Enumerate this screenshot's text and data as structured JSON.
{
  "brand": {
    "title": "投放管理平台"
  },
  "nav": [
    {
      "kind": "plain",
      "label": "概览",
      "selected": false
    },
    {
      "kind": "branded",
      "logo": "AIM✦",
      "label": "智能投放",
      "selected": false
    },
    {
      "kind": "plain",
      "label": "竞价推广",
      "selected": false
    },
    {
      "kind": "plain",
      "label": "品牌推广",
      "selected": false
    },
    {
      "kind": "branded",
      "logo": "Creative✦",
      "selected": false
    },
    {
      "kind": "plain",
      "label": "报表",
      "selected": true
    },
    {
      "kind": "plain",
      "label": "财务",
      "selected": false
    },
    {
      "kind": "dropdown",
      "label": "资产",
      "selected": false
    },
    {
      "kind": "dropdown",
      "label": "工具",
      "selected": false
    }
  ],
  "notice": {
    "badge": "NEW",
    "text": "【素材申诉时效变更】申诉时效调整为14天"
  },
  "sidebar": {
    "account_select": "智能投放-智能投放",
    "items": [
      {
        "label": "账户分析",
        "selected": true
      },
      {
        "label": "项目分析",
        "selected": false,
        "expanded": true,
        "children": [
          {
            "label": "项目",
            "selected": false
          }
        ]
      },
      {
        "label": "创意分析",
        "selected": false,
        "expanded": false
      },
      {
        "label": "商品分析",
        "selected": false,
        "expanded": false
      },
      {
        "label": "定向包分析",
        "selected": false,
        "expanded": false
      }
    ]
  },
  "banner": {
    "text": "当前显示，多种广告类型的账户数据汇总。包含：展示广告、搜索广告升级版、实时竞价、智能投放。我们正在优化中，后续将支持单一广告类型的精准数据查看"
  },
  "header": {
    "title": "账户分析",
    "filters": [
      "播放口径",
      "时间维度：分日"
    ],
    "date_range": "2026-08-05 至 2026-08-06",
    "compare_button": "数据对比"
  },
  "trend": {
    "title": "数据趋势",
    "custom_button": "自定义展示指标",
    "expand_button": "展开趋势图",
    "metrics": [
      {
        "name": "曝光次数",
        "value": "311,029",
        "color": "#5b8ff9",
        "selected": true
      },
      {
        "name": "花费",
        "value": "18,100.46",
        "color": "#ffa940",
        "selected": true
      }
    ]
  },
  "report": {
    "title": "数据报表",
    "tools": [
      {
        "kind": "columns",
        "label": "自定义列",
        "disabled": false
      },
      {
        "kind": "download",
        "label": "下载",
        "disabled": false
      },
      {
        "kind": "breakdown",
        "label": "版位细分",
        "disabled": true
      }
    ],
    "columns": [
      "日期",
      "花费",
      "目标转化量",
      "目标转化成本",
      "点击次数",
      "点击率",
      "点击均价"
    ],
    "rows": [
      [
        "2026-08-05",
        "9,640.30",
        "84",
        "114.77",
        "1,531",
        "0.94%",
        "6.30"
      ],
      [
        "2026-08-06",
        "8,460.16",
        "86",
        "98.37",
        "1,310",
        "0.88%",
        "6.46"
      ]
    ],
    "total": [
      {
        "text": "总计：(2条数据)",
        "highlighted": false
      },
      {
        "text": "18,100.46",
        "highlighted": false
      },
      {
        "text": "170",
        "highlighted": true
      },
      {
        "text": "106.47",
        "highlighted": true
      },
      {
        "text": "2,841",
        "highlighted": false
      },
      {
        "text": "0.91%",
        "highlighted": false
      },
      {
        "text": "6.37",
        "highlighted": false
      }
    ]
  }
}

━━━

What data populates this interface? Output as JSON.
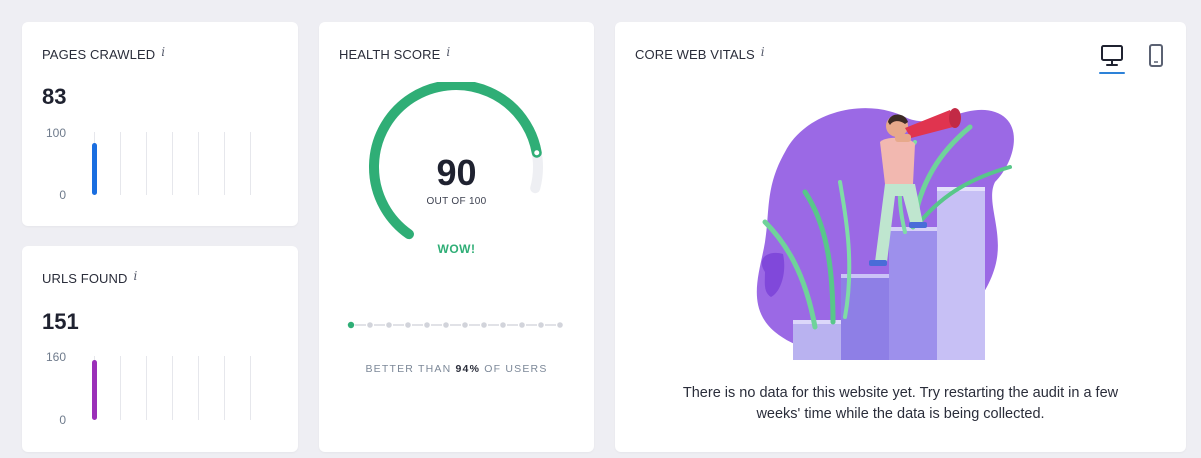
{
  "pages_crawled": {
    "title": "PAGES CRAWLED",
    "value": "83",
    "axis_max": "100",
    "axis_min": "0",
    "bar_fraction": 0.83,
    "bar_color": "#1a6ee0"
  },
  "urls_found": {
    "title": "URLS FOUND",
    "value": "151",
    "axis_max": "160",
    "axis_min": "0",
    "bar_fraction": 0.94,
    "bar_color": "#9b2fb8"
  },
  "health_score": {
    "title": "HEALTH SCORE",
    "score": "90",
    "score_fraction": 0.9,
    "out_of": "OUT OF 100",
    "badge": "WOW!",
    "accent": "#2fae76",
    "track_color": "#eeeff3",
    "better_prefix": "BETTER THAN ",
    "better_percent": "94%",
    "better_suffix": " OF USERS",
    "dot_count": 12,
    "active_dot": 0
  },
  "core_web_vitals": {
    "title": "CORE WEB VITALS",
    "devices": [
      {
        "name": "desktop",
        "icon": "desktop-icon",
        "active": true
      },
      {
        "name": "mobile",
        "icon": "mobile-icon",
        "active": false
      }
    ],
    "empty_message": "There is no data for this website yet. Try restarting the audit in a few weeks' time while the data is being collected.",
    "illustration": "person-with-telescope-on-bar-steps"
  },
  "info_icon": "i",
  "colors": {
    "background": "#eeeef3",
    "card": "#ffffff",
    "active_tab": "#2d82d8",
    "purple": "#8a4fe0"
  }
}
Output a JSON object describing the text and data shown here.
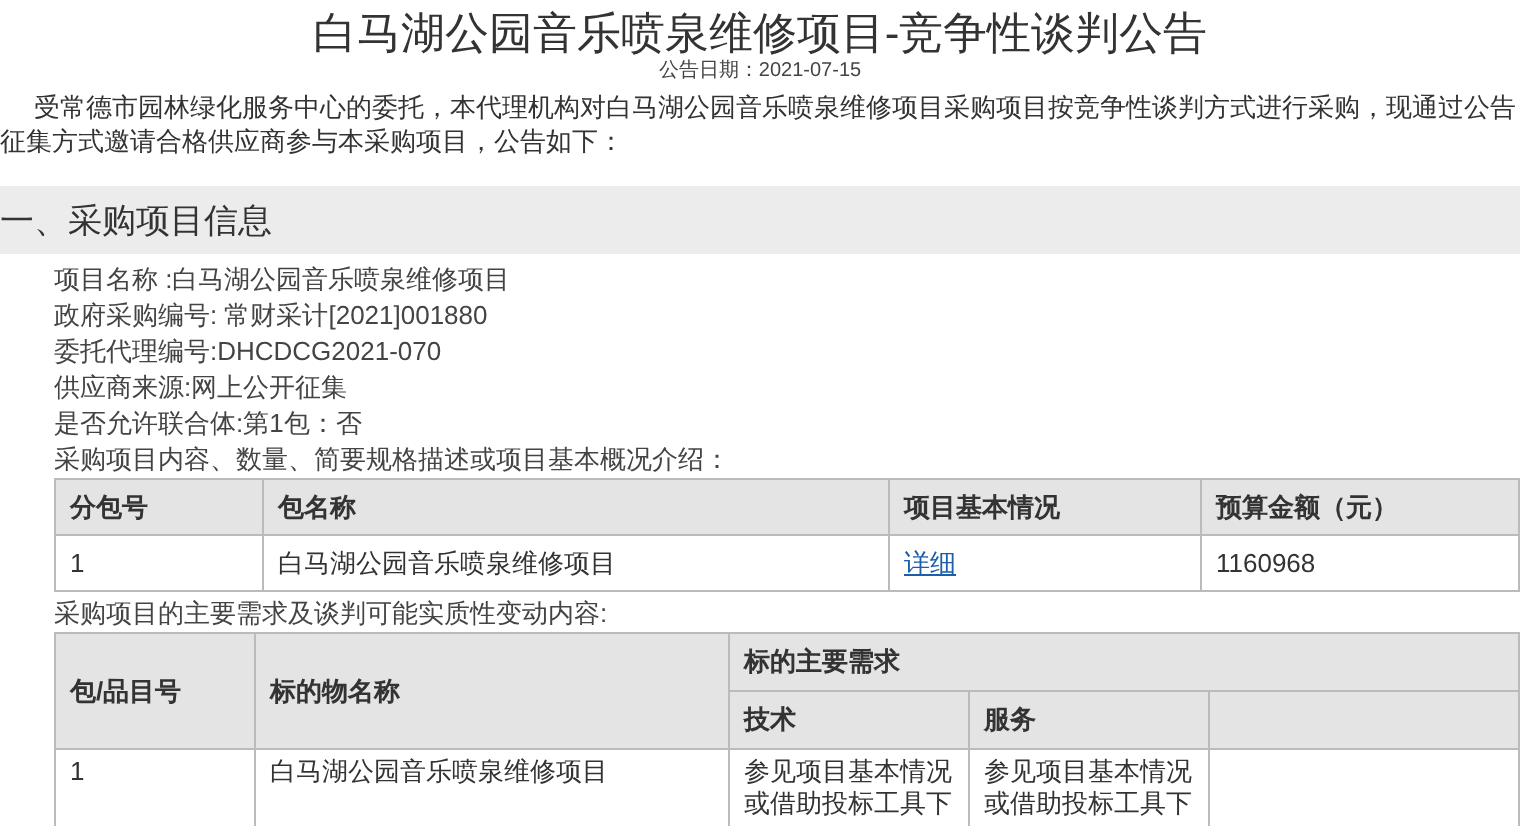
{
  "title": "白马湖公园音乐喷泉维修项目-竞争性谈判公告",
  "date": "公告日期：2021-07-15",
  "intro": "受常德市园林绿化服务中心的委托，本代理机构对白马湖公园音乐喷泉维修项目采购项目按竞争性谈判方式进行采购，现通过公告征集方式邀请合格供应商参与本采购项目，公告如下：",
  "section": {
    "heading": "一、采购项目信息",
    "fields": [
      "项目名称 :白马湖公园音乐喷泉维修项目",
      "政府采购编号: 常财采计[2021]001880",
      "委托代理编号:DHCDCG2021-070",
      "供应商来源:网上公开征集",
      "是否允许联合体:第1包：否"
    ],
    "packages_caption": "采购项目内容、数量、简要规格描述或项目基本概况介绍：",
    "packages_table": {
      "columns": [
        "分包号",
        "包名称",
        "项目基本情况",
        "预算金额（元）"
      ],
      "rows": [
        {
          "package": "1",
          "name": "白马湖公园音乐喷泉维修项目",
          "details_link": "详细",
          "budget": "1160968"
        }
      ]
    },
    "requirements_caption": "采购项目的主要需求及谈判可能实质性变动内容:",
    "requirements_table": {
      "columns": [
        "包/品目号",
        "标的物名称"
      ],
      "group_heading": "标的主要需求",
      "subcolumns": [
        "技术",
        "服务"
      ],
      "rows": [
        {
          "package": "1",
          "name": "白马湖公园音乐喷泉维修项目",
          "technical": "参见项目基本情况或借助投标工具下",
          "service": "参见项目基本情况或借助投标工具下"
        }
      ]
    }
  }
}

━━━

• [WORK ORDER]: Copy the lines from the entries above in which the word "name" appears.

• [TASK RESPONSE]:
        "name": "曝光次数",
        "name": "花费",
        "name": "desktop",
        "name": "mobile",
          "name": "白马湖公园音乐喷泉维修项目",
          "name": "白马湖公园音乐喷泉维修项目",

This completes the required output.